The lines below that include "JSON" are to be found and copied.
*** Begin section ***
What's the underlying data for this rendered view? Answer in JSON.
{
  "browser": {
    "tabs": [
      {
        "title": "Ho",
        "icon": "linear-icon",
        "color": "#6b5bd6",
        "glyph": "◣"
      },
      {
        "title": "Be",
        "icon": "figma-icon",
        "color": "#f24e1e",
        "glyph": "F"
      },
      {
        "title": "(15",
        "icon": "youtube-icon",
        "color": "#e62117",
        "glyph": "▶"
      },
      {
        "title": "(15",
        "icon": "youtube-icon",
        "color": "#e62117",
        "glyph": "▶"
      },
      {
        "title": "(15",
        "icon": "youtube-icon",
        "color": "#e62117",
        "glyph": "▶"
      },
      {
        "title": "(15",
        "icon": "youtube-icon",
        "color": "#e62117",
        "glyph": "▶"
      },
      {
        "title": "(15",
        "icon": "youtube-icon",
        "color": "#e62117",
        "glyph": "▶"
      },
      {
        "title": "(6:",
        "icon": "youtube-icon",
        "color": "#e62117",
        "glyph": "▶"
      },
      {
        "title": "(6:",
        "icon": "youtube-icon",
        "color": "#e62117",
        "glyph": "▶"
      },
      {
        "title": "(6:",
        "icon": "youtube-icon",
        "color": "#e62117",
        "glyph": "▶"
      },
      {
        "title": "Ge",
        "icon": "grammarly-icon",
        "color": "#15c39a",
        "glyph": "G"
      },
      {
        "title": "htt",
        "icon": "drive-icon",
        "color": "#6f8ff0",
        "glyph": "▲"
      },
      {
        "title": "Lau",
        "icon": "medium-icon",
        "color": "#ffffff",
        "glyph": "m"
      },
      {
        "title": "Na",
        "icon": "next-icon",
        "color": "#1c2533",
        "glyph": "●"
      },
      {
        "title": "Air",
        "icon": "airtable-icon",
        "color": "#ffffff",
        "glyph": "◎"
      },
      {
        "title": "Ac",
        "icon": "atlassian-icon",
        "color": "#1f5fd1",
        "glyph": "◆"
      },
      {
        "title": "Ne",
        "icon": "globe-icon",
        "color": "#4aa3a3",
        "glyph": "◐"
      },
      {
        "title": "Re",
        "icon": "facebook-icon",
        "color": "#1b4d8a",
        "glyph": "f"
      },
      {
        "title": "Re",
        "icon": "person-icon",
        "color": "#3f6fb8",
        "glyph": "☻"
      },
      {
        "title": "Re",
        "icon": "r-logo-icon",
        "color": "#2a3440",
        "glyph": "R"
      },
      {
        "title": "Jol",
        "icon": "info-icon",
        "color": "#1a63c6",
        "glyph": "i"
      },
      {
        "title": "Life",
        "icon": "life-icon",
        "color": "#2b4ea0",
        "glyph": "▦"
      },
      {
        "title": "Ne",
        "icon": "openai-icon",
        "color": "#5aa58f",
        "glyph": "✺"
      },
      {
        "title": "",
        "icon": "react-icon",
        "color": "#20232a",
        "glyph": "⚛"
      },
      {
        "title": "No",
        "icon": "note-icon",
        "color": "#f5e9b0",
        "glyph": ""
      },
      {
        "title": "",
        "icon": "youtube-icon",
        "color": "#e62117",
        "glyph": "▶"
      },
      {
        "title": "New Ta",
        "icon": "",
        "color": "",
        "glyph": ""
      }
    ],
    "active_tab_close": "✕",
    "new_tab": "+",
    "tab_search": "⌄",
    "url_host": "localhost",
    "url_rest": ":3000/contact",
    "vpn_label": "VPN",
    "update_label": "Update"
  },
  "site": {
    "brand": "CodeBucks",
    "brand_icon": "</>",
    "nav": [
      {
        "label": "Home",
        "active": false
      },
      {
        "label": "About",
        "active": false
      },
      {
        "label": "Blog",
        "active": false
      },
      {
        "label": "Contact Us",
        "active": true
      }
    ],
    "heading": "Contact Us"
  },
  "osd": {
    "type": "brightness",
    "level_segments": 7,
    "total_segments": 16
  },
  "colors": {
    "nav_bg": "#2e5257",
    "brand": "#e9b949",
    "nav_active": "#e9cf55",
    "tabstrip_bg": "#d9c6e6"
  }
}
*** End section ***
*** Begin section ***
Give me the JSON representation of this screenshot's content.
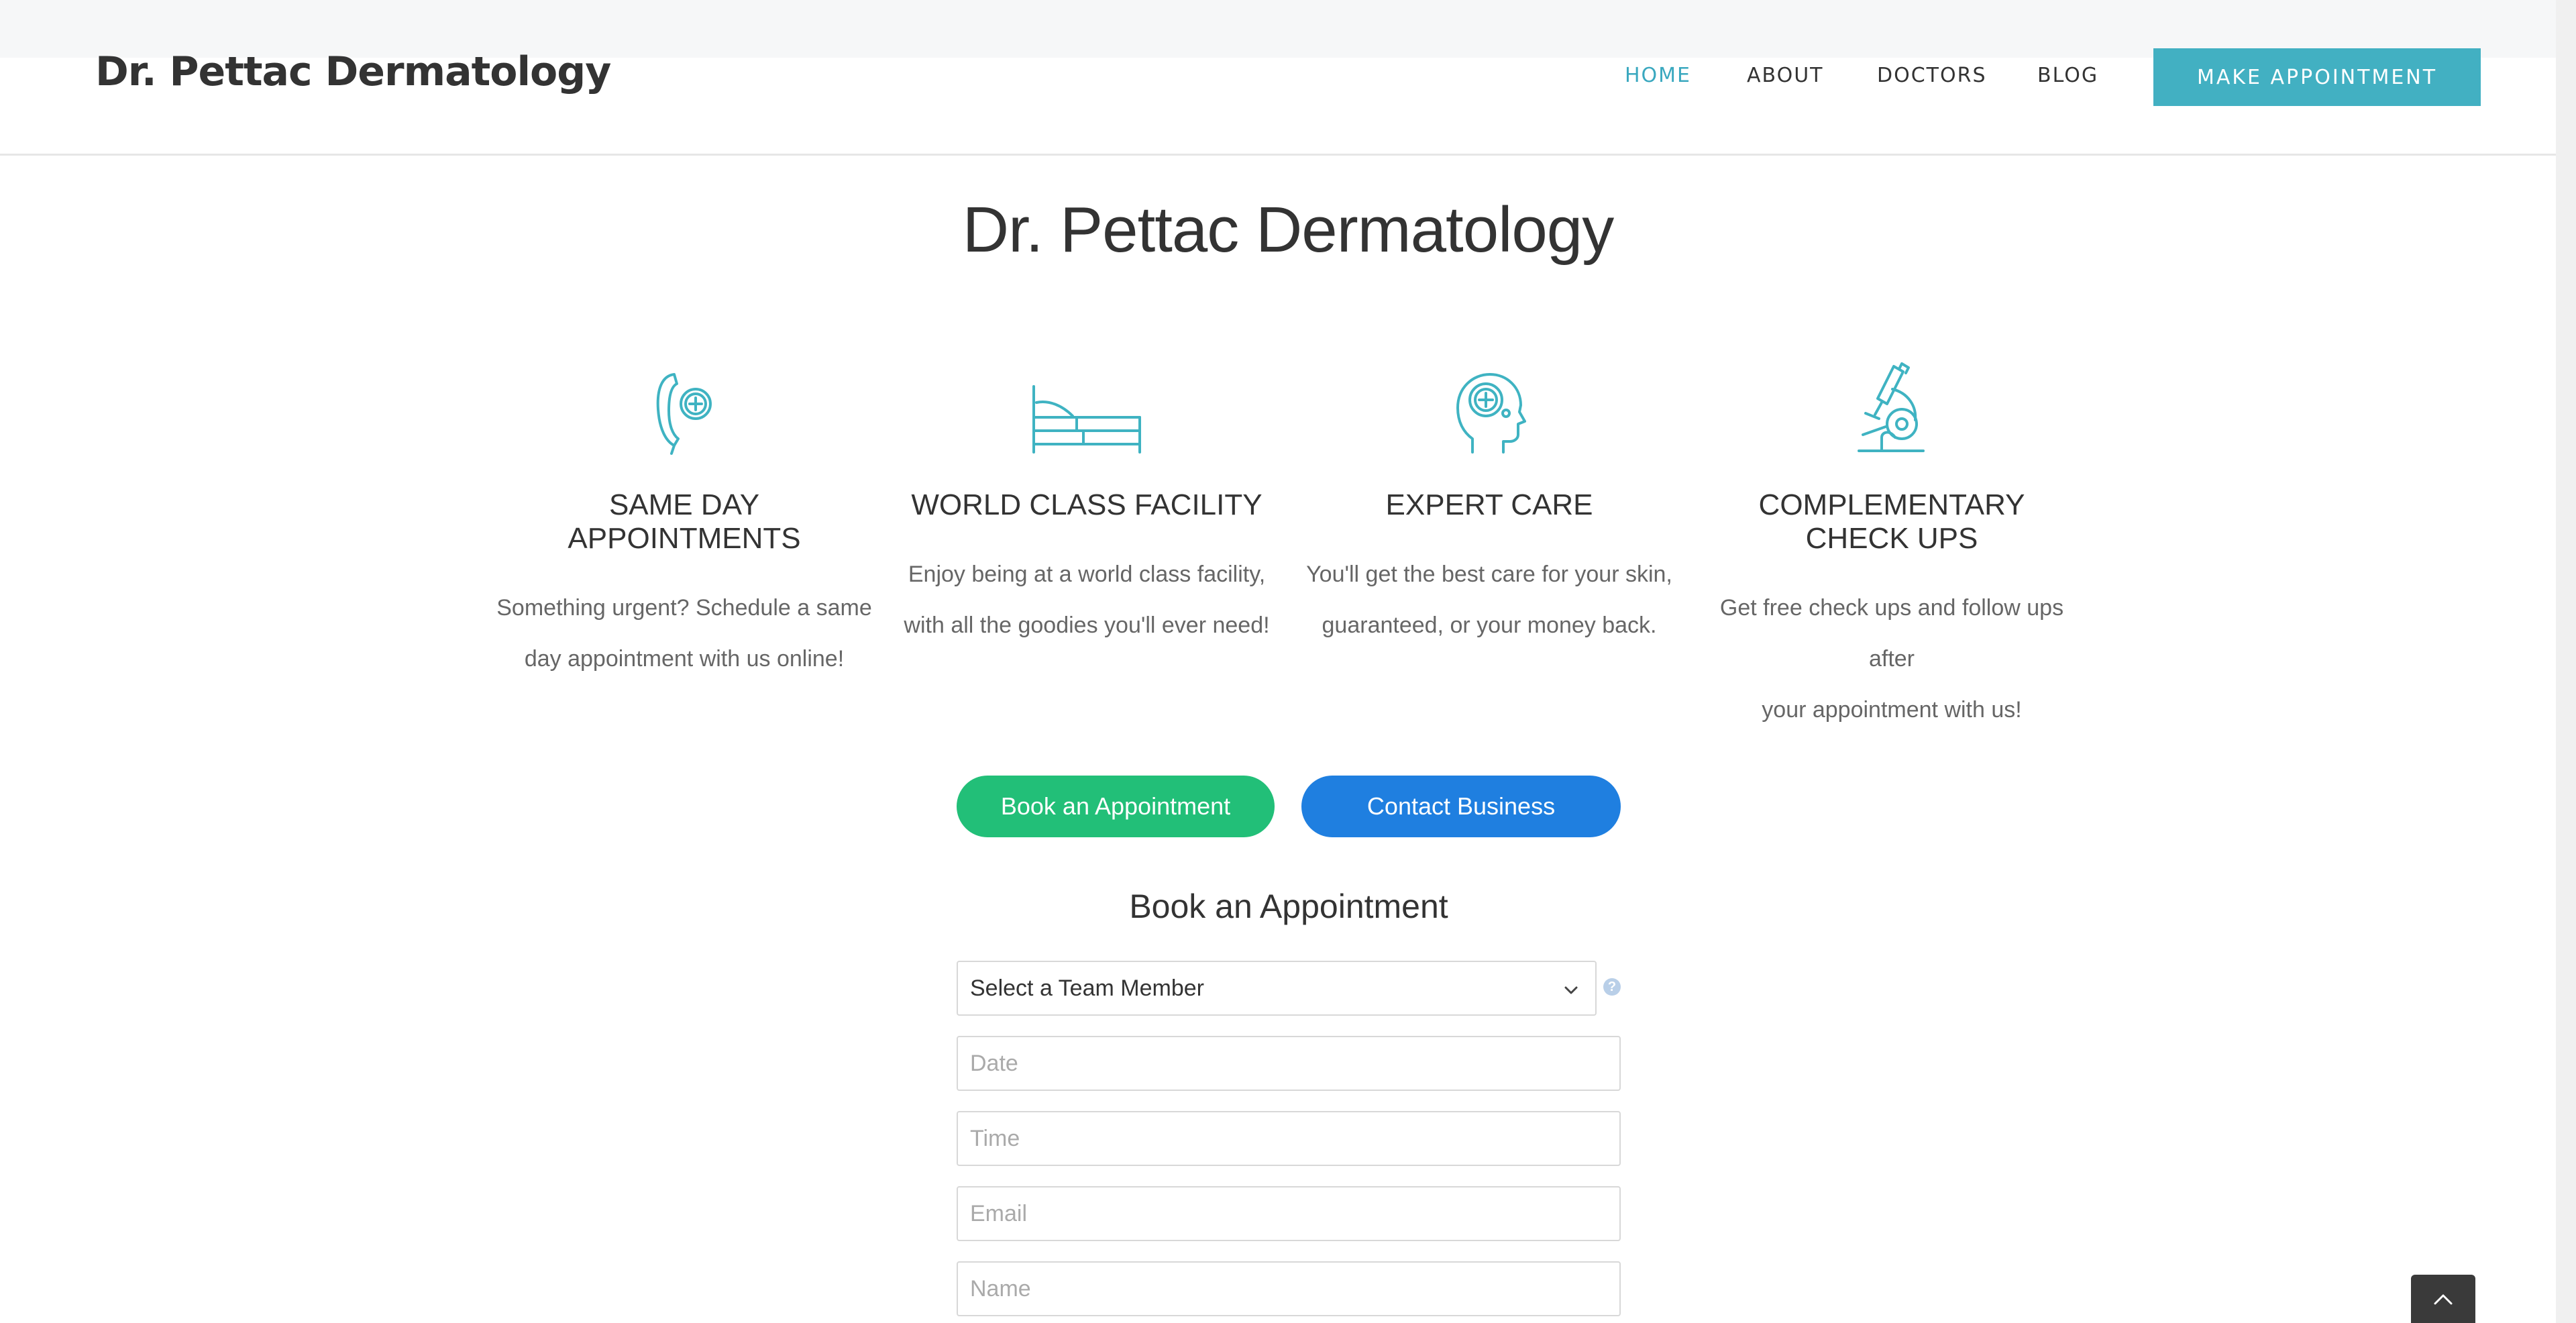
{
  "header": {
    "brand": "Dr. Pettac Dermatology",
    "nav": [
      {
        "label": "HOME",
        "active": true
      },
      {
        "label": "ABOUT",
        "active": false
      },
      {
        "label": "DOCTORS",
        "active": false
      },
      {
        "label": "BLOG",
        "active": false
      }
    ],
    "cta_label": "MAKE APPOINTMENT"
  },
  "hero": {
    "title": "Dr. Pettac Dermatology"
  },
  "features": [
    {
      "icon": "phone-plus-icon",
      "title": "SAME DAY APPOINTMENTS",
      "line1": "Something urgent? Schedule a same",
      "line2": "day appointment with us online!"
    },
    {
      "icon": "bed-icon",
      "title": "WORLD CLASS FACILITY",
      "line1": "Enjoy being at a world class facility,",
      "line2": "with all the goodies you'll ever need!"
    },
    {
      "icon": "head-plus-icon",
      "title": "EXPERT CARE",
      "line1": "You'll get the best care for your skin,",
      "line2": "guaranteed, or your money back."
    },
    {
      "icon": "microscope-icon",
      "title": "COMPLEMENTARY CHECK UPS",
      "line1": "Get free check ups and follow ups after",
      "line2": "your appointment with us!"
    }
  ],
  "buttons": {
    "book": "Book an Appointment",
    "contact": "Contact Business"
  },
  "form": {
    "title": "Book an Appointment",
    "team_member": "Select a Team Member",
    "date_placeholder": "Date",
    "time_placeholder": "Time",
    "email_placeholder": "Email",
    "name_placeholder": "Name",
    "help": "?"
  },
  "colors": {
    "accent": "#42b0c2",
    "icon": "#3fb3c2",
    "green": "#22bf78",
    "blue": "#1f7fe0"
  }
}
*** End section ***
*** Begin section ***
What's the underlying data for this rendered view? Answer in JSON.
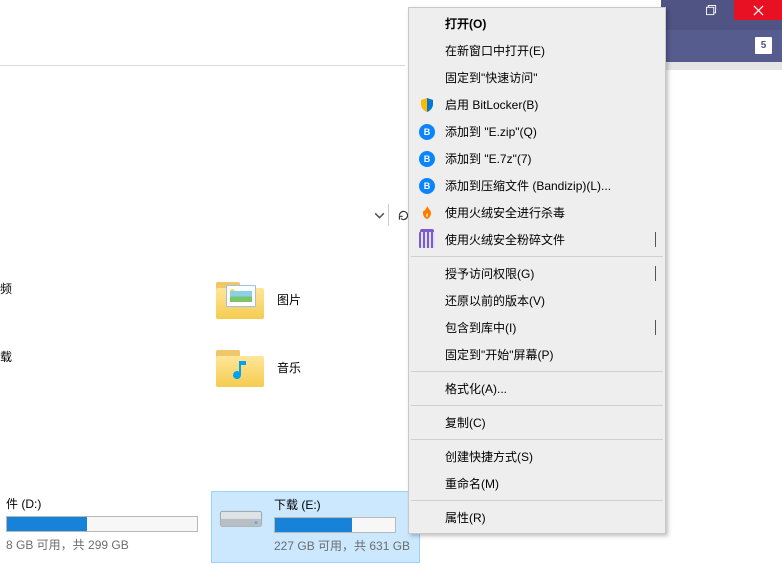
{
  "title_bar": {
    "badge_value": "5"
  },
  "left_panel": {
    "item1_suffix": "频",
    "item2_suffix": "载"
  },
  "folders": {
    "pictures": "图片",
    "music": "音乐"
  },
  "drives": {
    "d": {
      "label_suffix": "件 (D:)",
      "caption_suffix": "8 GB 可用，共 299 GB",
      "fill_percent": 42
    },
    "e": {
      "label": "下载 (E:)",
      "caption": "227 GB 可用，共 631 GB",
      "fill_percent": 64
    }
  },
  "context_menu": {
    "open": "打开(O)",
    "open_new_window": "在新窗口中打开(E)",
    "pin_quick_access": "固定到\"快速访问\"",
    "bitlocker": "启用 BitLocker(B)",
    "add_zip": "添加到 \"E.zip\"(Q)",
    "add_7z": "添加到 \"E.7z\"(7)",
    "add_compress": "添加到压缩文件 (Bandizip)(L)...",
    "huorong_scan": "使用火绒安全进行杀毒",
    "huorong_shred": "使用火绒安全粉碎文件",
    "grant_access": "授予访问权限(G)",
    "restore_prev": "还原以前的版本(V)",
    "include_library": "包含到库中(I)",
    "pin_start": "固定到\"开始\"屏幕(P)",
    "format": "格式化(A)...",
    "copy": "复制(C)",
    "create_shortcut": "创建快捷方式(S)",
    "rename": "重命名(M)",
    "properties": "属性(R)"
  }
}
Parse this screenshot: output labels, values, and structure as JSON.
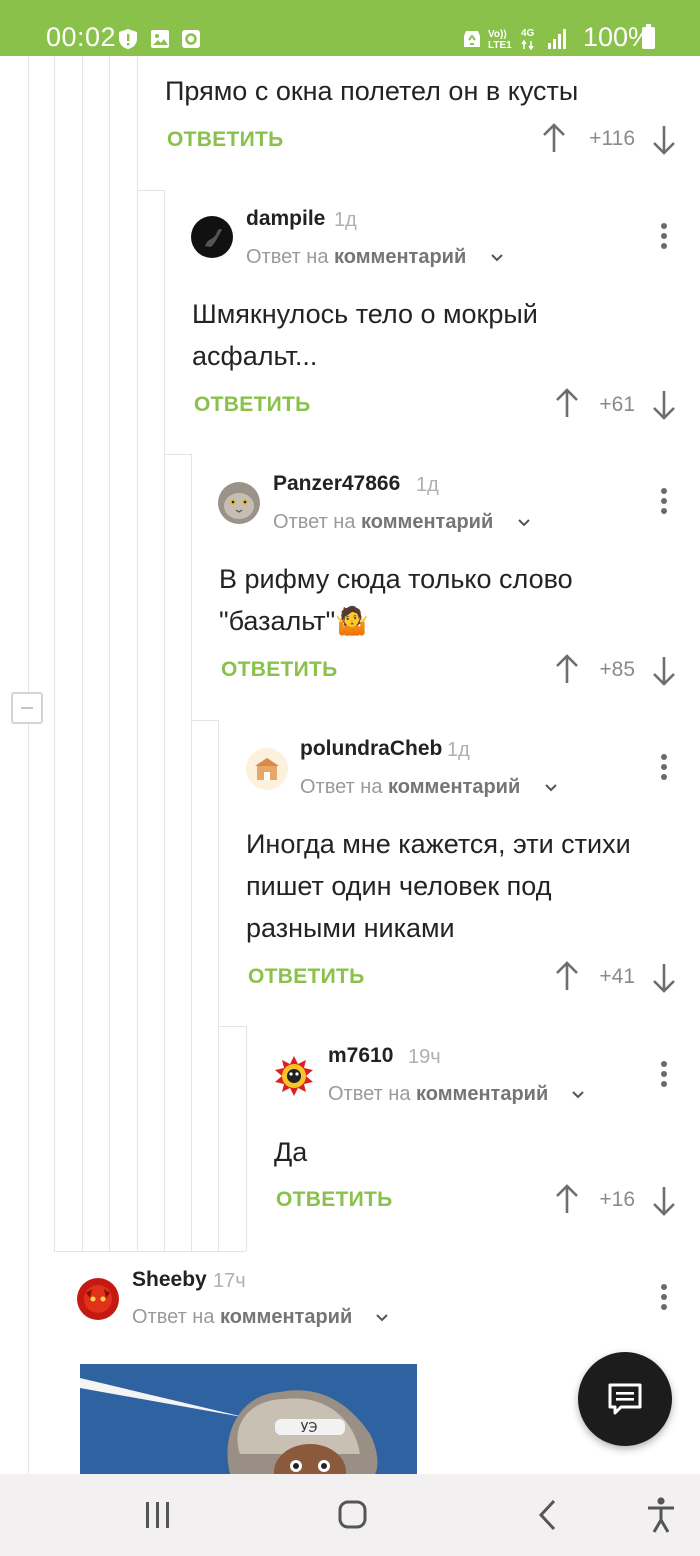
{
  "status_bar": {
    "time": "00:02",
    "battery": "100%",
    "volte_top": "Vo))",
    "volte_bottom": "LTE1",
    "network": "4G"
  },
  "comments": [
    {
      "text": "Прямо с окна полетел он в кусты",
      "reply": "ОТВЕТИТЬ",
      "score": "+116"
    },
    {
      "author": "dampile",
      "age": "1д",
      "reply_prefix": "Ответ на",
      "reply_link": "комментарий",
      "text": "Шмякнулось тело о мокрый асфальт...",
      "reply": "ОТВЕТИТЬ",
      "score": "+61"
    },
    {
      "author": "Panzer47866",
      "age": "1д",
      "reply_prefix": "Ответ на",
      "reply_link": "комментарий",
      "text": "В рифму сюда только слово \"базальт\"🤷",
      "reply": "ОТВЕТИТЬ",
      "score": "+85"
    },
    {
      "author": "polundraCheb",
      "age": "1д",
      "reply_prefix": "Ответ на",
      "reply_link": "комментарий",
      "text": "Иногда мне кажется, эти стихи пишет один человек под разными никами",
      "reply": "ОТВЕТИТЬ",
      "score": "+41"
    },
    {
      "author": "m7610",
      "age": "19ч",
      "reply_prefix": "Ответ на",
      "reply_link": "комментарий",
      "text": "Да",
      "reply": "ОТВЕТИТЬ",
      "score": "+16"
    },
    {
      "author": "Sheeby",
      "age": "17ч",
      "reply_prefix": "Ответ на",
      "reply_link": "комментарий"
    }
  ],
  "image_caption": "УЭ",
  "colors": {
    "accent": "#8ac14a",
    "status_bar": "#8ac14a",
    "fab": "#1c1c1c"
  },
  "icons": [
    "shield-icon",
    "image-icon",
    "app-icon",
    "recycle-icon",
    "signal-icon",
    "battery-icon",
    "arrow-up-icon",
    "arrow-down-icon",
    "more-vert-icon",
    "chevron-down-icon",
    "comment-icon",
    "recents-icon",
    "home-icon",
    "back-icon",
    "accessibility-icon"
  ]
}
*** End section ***
== Answer box ==
What's the underlying data for this rendered view? Answer in JSON.
Give me the JSON representation of this screenshot's content.
What's the underlying data for this rendered view? Answer in JSON.
Parse this screenshot: output labels, values, and structure as JSON.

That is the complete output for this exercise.